Matthew Costa is Professor of Orthopaedic Trauma Surgery at the University of Oxford and Honorary Consultant Trauma Surgeon at the John Radcliffe Hospital, Oxford. He is Chief Investigator for a series of randomised trials and associated studies supported by grants from the UK NIHR, Musculoskeletal Charities and the Trauma Industry. Matt is Chair of the NIHR Clinical Research Network Injuries and Emergencies Specialty Group and the NIHR Musculoskeletal Trauma Trials Network. He is also a member of the NIHR HTA Research Board. He Chairs the BOA Research Committee and is the Specialty Lead in Orthopaedic Trauma for the Royal College of Surgeons of England. He is Associate Editor for Trauma and Research Methods at the Bone and Joint Journal.
Matt is the President of the Orthopaedic Trauma Society and President of the Global Fragility Fracture Network.
Education and Careers Committee Vice-Chair
Hiro Tanaka is a Consultant Foot and Ankle surgeon at Aneurin Bevan University Health Board. He is Chair of the BOA Education Committee and has led the development of the ST3 Bootcamp programme. He is a Health Foundation Fellow and is passionate about clinical leadership.
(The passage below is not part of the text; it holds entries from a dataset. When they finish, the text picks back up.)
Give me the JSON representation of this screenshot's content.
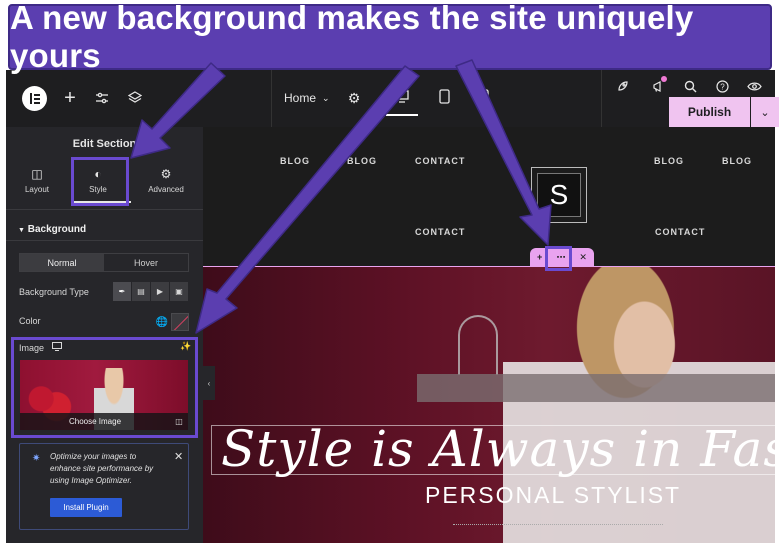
{
  "banner": {
    "text": "A new background makes the site uniquely yours"
  },
  "topbar": {
    "page_name": "Home",
    "publish_label": "Publish"
  },
  "panel": {
    "title": "Edit Section",
    "tabs": [
      {
        "label": "Layout",
        "icon": "layout-icon"
      },
      {
        "label": "Style",
        "icon": "style-icon",
        "active": true
      },
      {
        "label": "Advanced",
        "icon": "gear-icon"
      }
    ],
    "background_heading": "Background",
    "state_tabs": [
      "Normal",
      "Hover"
    ],
    "background_type_label": "Background Type",
    "color_label": "Color",
    "image_label": "Image",
    "choose_image_label": "Choose Image",
    "promo": {
      "text": "Optimize your images to enhance site performance by using Image Optimizer.",
      "button_label": "Install Plugin"
    }
  },
  "canvas": {
    "nav_top": [
      "BLOG",
      "BLOG",
      "CONTACT",
      "BLOG",
      "BLOG"
    ],
    "nav_bottom": [
      "CONTACT",
      "CONTACT"
    ],
    "logo_letter": "S",
    "hero_title": "Style is Always in Fashion",
    "hero_subtitle": "PERSONAL STYLIST"
  },
  "colors": {
    "banner": "#5b3eb0",
    "highlight": "#6a4ad0",
    "publish": "#f0c4f0",
    "editor_dark": "#26262a",
    "install_button": "#2c5bd6"
  }
}
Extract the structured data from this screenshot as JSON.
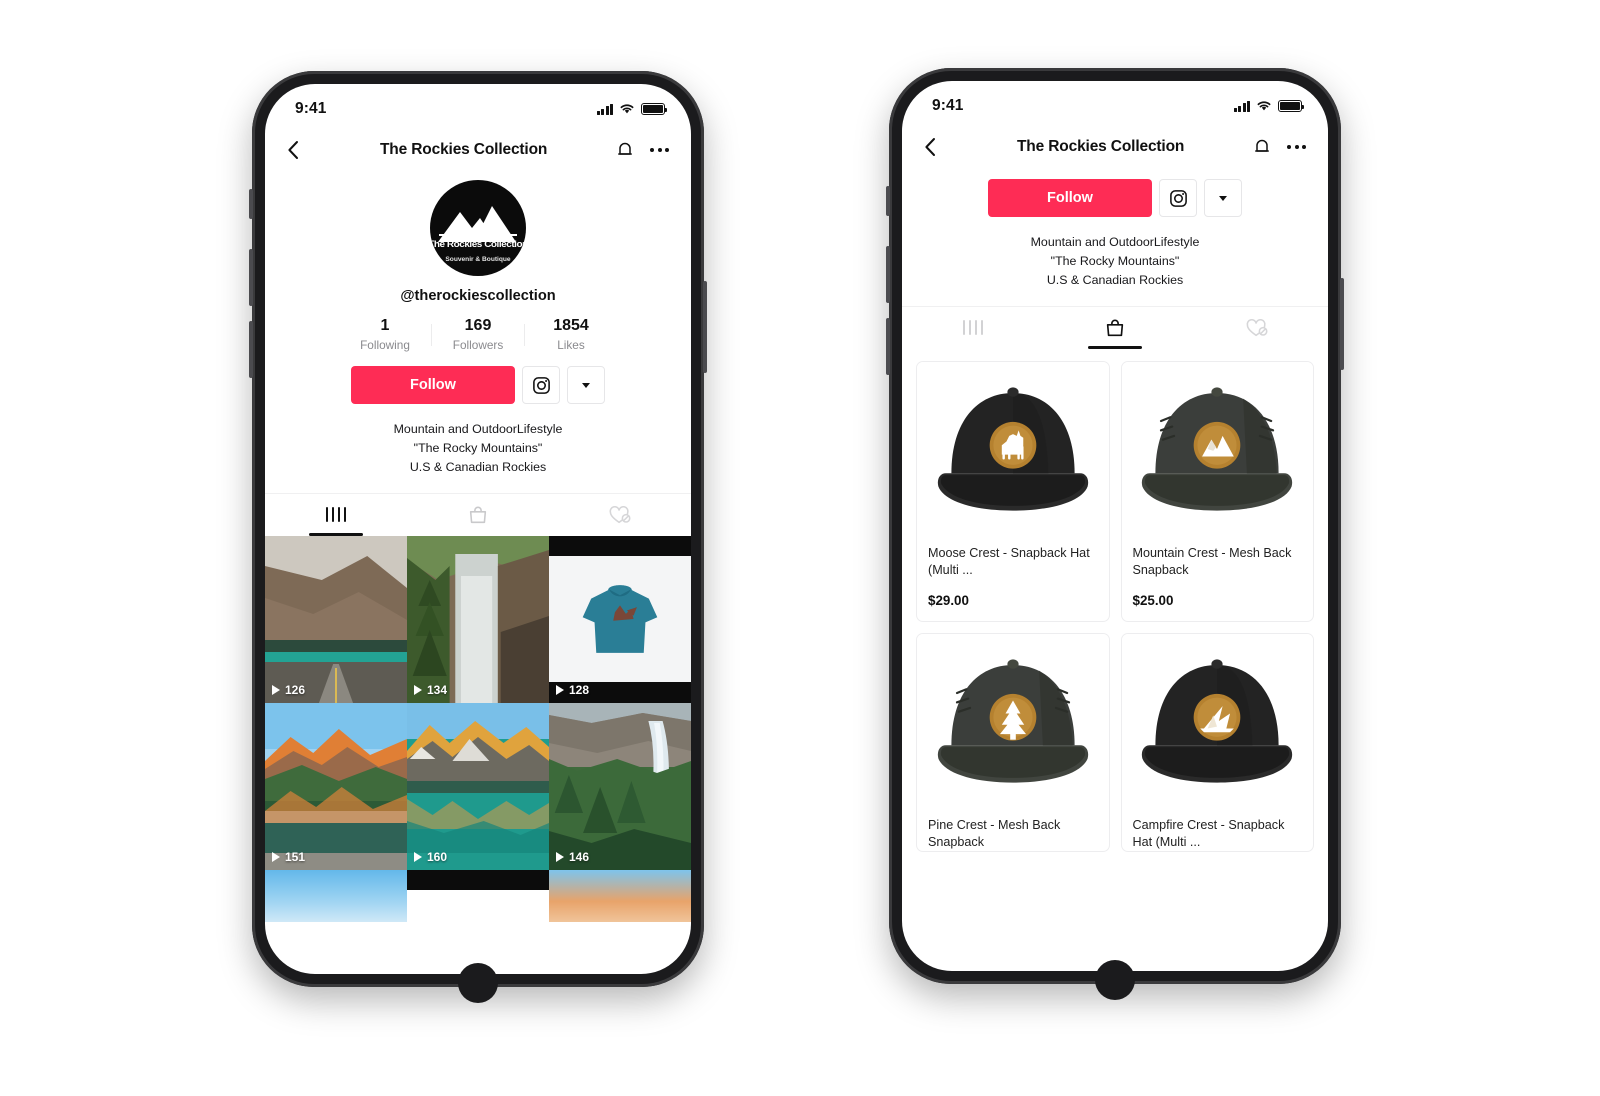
{
  "background": "#ffffff",
  "accent_color": "#fe2c55",
  "phones": {
    "left": {
      "status": {
        "time": "9:41"
      },
      "nav": {
        "title": "The Rockies Collection",
        "back_icon": "chevron-left-icon",
        "bell_icon": "bell-icon",
        "more_icon": "more-dots-icon"
      },
      "profile": {
        "avatar_logo_title": "The Rockies Collection",
        "avatar_logo_subtitle": "Souvenir & Boutique",
        "handle": "@therockiescollection",
        "stats": [
          {
            "num": "1",
            "label": "Following"
          },
          {
            "num": "169",
            "label": "Followers"
          },
          {
            "num": "1854",
            "label": "Likes"
          }
        ],
        "follow_label": "Follow",
        "instagram_icon": "instagram-icon",
        "dropdown_icon": "caret-down-icon",
        "bio_lines": [
          "Mountain and OutdoorLifestyle",
          "\"The Rocky Mountains\"",
          "U.S & Canadian Rockies"
        ]
      },
      "tabs": [
        {
          "name": "videos",
          "icon": "grid-icon",
          "active": true
        },
        {
          "name": "shop",
          "icon": "shopping-bag-icon",
          "active": false
        },
        {
          "name": "liked",
          "icon": "heart-private-icon",
          "active": false
        }
      ],
      "video_grid": [
        {
          "views": "126",
          "scene": "mountain road with turquoise lake"
        },
        {
          "views": "134",
          "scene": "waterfall through evergreen forest"
        },
        {
          "views": "128",
          "scene": "teal hoodie product"
        },
        {
          "views": "151",
          "scene": "maroon bells alpenglow reflection"
        },
        {
          "views": "160",
          "scene": "moraine lake sunrise reflection"
        },
        {
          "views": "146",
          "scene": "takakkaw falls and pines"
        }
      ]
    },
    "right": {
      "status": {
        "time": "9:41"
      },
      "nav": {
        "title": "The Rockies Collection",
        "back_icon": "chevron-left-icon",
        "bell_icon": "bell-icon",
        "more_icon": "more-dots-icon"
      },
      "profile": {
        "follow_label": "Follow",
        "instagram_icon": "instagram-icon",
        "dropdown_icon": "caret-down-icon",
        "bio_lines": [
          "Mountain and OutdoorLifestyle",
          "\"The Rocky Mountains\"",
          "U.S & Canadian Rockies"
        ]
      },
      "tabs": [
        {
          "name": "videos",
          "icon": "grid-icon",
          "active": false
        },
        {
          "name": "shop",
          "icon": "shopping-bag-icon",
          "active": true
        },
        {
          "name": "liked",
          "icon": "heart-private-icon",
          "active": false
        }
      ],
      "products": [
        {
          "title": "Moose Crest - Snapback Hat (Multi ...",
          "price": "$29.00",
          "crest": "moose-crest-icon",
          "hat_color": "#232323"
        },
        {
          "title": "Mountain Crest - Mesh Back Snapback",
          "price": "$25.00",
          "crest": "mountain-crest-icon",
          "hat_color": "#3b3e3b"
        },
        {
          "title": "Pine Crest - Mesh Back Snapback",
          "price": "",
          "crest": "pine-crest-icon",
          "hat_color": "#3b3e3b"
        },
        {
          "title": "Campfire Crest - Snapback Hat (Multi ...",
          "price": "",
          "crest": "campfire-crest-icon",
          "hat_color": "#232323"
        }
      ],
      "crest_badge_color": "#b5812f"
    }
  }
}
Following pre-clinical and clinical training at Trinity Hall and Addenbrooke’s Hospital, Cambridge, I spent my junior doctor years in Southampton, Birmingham and Oswestry before joining the South West Thames Programme for Trauma & Orthopaedic Speciality Training. I spent my fellowship year at Sunnybrook Hospital, a Major Trauma Centre in Toronto with Marvin Tile, consolidating the Reconstructive Hip and Pelvic & Acetabular training I had received at St Georges Hospital with Martin Bircher, Simon Bridle & Adrian Day.
I started as Consultant T&O Surgeon at Cambridge University Hospitals in 2000 with interests in Trauma including P&A and Elective Hip and Knee. My Clinical work has consolidated; I now specialise in elective knee, hip and revision hip surgery. In doing so I have been able to pursue my interest in medical management.
In the last decade I have spent 4 years as T&O Speciality Lead, 3 years as Clinical Director of the MSK Clinical Business Unit at CUH. More recently I have transitioned to a regional role as MSK Clinical Lead of the Cambridgeshire Sustainability and Transformation Partnership, a post I still hold. On a national level I have spent the last few years as an active member of the British Orthopaedic Directors Society, becoming a Committee Member in 2017. I succeeded Vinay Takwale as BODS President in 2018. This being a two-year appointment that allows me to serve alongside as a BOA Council member.
Mamdouh Morgan is a senior orthopaedic surgeon in Birmingham. He graduated from medical school in Egypt in 1984 and started his orthopaedic career in the Army in 1986. He has a passion for training, educational and developmental needs of SAS doctors as Associate Postgraduate Dean. His mission at the BOA is to work with other stakeholders to ensure the educational activities for SAS Surgeons is incorporated into the assessment of Royal Colleges and the CESR application process.
Bertie is an Ex Senior partner at Hempsons Solicitors with extensive experience in clinical negligence, commonly acting for doctors and hospitals. He is the former Chair of NCEPOD and was a Non-Executive Director of the Royal National Orthopaedic Hospital. He still defends doctors, but now spends more time writing and lecturing on patient safety.